When we review the changes in unemployment by industry, the greatest impact has been in the service sector. The leisure and hospitality industry alone accounts for more than 40 percent of year-over-year job losses, though every major industry has lost jobs. Overall, the pandemic has elevated the pressure of systems that were already under significant stress: healthcare access and payment; public transit and city design; childcare and funding for public schools. Some of these problems can be mended with patches for the short term, but many need to be fundamentally re-examined (and redesigned), which will take long-term planning as well as smart financial investment. In some ways, as we are forced to examine what is most essential to us and how there were systemic failures at a most critical time, the Keenan report says the pandemic is an opportunity to imagine the next 20 years of evolution of the entire American economic system.
We believe that there are currently significant upskilling opportunities while labor markets are slack and that these will facilitate above average future income growth for those currently out of work. Investing in human capital now helps solve both short-run and long-run problems.
The Oct. 2020 issue of Florida Trend magazine features a special 23-page section on Palm Beach County. Julia Dattolo, Interim President and CEO, and Michael Corbit, Vice President, Business Development appear in “People to Know in the Palm Beaches”.
CareerSource Palm Beach County is featured on pages 19 and 20 in the latest issue of the BDB’s quarterly PBC Business Magazine.
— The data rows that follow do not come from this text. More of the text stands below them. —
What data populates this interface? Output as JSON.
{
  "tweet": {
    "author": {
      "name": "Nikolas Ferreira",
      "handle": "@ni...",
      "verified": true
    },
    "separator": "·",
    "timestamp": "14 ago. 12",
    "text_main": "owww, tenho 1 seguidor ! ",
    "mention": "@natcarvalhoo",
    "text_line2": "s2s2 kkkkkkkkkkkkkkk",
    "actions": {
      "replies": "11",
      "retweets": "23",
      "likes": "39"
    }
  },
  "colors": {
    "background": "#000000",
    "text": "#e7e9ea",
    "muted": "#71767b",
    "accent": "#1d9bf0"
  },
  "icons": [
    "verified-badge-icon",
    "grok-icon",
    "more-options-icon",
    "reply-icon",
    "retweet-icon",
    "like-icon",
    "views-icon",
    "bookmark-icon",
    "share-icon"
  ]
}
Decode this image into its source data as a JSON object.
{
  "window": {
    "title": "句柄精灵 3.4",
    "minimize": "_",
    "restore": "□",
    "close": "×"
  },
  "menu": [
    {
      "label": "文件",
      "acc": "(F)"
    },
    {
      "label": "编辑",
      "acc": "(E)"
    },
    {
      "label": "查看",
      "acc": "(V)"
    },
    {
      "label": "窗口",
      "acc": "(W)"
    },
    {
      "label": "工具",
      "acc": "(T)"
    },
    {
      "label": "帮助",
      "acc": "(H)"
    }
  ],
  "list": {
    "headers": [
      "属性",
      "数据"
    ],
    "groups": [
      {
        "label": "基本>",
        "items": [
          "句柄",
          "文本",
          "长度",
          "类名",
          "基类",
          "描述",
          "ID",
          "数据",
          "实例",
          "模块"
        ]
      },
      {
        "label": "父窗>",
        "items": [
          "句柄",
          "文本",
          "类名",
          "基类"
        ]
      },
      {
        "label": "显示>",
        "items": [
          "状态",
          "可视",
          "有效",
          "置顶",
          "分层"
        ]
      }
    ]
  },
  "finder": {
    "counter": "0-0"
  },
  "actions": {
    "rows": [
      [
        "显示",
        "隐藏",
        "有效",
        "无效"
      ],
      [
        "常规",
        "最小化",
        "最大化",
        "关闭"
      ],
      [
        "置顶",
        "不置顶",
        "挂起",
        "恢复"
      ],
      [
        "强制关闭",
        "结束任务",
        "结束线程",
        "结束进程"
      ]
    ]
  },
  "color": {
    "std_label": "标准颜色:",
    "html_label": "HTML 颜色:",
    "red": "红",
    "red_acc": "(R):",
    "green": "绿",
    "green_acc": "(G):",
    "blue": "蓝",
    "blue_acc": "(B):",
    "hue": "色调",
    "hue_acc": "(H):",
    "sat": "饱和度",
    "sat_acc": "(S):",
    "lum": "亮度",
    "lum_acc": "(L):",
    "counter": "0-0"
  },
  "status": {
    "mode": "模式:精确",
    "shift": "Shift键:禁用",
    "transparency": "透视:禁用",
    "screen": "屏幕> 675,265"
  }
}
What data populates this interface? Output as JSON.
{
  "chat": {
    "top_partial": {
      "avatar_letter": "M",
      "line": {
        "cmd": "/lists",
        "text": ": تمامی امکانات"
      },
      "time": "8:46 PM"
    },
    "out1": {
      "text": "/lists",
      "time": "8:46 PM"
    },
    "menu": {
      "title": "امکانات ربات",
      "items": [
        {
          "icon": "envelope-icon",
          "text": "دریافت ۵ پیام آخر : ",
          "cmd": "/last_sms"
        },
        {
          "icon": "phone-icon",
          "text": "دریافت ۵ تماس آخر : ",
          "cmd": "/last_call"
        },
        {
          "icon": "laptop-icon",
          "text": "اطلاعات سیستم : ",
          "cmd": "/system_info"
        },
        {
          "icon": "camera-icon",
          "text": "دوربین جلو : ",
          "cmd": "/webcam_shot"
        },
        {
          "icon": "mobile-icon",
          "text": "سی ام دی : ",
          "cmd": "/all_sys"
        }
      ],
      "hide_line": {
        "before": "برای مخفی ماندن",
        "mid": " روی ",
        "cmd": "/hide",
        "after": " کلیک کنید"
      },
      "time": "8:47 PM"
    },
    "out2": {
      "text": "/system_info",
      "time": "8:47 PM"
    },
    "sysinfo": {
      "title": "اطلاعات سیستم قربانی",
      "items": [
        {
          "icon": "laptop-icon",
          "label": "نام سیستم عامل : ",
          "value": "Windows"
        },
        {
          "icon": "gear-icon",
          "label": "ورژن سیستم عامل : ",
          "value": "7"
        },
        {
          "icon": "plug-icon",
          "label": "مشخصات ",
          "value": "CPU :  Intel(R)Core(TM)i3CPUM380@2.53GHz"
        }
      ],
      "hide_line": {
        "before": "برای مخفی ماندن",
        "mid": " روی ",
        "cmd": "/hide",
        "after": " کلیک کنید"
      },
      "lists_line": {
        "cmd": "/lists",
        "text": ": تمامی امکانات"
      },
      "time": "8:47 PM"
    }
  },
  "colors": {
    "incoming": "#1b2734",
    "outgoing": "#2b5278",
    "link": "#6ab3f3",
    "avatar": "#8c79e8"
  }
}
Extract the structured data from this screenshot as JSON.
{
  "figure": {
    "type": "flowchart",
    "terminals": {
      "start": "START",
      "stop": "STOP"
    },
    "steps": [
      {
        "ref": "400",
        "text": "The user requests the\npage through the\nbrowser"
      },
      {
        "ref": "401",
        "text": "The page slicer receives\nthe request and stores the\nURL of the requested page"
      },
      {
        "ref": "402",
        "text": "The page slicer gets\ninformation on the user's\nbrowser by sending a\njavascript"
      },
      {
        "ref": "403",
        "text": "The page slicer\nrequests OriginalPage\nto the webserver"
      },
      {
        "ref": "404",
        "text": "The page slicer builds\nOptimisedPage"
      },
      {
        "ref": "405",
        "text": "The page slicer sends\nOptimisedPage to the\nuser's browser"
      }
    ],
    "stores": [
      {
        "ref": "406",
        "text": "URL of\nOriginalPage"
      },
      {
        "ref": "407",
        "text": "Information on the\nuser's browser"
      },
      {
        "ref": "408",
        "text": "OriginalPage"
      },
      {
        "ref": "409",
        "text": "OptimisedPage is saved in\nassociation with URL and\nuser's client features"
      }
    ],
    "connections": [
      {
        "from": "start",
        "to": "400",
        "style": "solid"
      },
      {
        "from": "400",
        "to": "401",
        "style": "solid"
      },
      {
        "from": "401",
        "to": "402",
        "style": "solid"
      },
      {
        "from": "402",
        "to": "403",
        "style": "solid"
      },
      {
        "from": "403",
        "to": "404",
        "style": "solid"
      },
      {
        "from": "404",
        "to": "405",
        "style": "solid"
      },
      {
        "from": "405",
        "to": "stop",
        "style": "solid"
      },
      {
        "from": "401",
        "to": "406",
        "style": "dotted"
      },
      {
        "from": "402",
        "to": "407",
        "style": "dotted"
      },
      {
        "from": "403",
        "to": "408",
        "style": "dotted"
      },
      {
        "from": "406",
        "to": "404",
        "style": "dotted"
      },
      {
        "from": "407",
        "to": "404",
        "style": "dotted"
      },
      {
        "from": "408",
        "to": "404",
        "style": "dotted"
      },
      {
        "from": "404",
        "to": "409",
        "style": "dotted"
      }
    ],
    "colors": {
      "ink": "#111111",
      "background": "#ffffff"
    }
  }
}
Page 19 features our pre-apprenticeship program and page 20 is an employer testimonial about how we helped Viking Yachts with their staffing and training needs.